OLT-Whipple is an extensive surgery, yet this series demonstrates that it can be performed safety without mortality. Our operative times, blood transfusion requirements, postoperative length of stay, and postoperative morbidity were favorable and compare well with those of other recent reports of OLT alone, OLT-Whipple, and major hepatectomy–pancreaticoduodenectomy without transplantation.52 Our experience indicates that the cavaplasty liver transplant technique can be applied to these patients, and we believe that it may have helped yield a low complication rate.35, 53 Still, there can be significant morbidity, as 1 of our 6 patients developed a pancreatic leak requiring revision of the pancreaticojejunostomy. Overall though, the patients tolerated this extensive surgery well and went on to have a good quality of life.

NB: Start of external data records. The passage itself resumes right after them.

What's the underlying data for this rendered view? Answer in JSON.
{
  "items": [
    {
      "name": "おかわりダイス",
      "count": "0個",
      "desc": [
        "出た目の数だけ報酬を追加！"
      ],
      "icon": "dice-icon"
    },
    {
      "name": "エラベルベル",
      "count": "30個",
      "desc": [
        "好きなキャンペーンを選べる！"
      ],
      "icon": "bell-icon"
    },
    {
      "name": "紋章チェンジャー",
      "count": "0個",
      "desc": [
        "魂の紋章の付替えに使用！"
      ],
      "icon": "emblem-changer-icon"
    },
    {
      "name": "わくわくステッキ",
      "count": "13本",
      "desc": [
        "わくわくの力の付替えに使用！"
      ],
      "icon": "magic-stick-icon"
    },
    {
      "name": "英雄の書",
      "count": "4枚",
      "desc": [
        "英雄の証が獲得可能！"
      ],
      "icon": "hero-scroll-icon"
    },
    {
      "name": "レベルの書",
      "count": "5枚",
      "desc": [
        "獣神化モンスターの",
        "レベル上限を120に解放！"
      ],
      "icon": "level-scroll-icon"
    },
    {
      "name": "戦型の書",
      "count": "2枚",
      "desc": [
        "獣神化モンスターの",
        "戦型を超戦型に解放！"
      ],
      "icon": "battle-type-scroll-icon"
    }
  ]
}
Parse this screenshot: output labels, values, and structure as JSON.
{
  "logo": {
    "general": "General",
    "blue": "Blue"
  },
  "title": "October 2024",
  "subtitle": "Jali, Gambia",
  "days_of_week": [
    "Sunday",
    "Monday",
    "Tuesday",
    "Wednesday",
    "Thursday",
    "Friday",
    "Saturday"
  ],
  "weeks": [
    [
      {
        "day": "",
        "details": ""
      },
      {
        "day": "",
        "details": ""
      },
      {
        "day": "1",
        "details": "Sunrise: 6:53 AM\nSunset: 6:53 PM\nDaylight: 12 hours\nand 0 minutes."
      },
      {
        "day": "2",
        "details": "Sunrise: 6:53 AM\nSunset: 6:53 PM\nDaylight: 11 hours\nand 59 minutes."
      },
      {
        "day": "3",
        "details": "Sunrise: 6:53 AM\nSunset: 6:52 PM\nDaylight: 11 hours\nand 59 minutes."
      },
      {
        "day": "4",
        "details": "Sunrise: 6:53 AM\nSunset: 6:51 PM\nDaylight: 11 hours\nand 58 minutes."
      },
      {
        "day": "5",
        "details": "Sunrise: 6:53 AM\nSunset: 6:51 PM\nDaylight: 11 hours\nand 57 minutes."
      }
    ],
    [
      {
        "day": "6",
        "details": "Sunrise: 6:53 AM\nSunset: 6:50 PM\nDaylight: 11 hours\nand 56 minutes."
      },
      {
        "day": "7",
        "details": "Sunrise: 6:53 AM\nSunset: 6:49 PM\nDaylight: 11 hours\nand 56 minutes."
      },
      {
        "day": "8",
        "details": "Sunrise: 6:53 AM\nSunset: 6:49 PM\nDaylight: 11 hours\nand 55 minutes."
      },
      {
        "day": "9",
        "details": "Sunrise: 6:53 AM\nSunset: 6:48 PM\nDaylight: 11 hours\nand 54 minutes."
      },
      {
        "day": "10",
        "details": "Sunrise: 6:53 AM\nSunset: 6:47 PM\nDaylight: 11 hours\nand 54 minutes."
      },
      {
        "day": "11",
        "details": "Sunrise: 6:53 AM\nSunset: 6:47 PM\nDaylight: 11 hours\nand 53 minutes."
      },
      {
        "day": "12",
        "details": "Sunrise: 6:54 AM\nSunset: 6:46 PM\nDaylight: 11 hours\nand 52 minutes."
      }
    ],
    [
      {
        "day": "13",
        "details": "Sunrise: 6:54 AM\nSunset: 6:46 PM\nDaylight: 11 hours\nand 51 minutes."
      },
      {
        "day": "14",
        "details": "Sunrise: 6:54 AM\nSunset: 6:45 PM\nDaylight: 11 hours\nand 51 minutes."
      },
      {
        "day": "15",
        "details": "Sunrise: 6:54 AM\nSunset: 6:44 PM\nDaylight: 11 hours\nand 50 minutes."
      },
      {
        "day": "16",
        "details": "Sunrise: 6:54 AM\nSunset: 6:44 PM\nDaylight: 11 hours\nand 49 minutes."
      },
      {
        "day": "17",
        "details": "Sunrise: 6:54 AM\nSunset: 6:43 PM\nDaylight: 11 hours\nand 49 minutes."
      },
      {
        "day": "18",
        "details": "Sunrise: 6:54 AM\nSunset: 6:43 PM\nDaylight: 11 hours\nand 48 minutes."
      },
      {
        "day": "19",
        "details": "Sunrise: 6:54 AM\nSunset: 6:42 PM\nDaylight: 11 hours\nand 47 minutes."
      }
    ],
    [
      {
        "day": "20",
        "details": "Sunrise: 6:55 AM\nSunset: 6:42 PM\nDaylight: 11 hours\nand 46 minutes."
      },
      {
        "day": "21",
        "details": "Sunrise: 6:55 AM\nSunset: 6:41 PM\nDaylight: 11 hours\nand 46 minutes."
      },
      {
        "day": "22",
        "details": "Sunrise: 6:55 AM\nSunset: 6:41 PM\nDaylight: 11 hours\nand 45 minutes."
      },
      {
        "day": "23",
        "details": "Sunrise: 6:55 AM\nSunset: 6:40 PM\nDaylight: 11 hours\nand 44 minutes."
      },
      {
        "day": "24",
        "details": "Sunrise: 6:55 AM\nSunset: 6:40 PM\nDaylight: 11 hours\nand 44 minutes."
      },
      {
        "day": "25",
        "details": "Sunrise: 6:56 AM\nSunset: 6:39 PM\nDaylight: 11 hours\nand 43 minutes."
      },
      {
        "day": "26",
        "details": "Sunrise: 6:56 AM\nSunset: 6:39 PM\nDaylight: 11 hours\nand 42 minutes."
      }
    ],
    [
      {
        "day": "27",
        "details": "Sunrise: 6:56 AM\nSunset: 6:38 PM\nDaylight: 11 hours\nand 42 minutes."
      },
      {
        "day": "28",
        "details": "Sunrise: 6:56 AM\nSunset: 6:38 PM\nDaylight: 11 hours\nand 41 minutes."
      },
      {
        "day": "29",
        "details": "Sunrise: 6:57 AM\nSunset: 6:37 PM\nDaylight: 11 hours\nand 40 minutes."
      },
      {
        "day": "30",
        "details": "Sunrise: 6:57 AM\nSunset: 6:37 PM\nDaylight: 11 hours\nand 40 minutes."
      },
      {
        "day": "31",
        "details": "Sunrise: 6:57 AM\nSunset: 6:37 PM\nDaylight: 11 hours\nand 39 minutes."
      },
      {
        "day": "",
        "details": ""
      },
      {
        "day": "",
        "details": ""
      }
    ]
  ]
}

In summary, with minimal morbidity and no evidence of tumor recurrence, combined radiation therapy and OLT-Whipple appears to be a safe and effective therapy for early-stage CC in patients with PSC. Our surveillance protocol using ERCP with EUS in higher risk patients appears to have been effective in detecting those with early-stage CC. The treatment protocol, consisting of combined regional and local radiotherapy followed by OLT-Whipple for en bloc removal of the entire biliary system, was well tolerated and offered long-term, tumor-free survival. Multicenter studies will be needed to confirm that this extensive surgical therapy is truly required.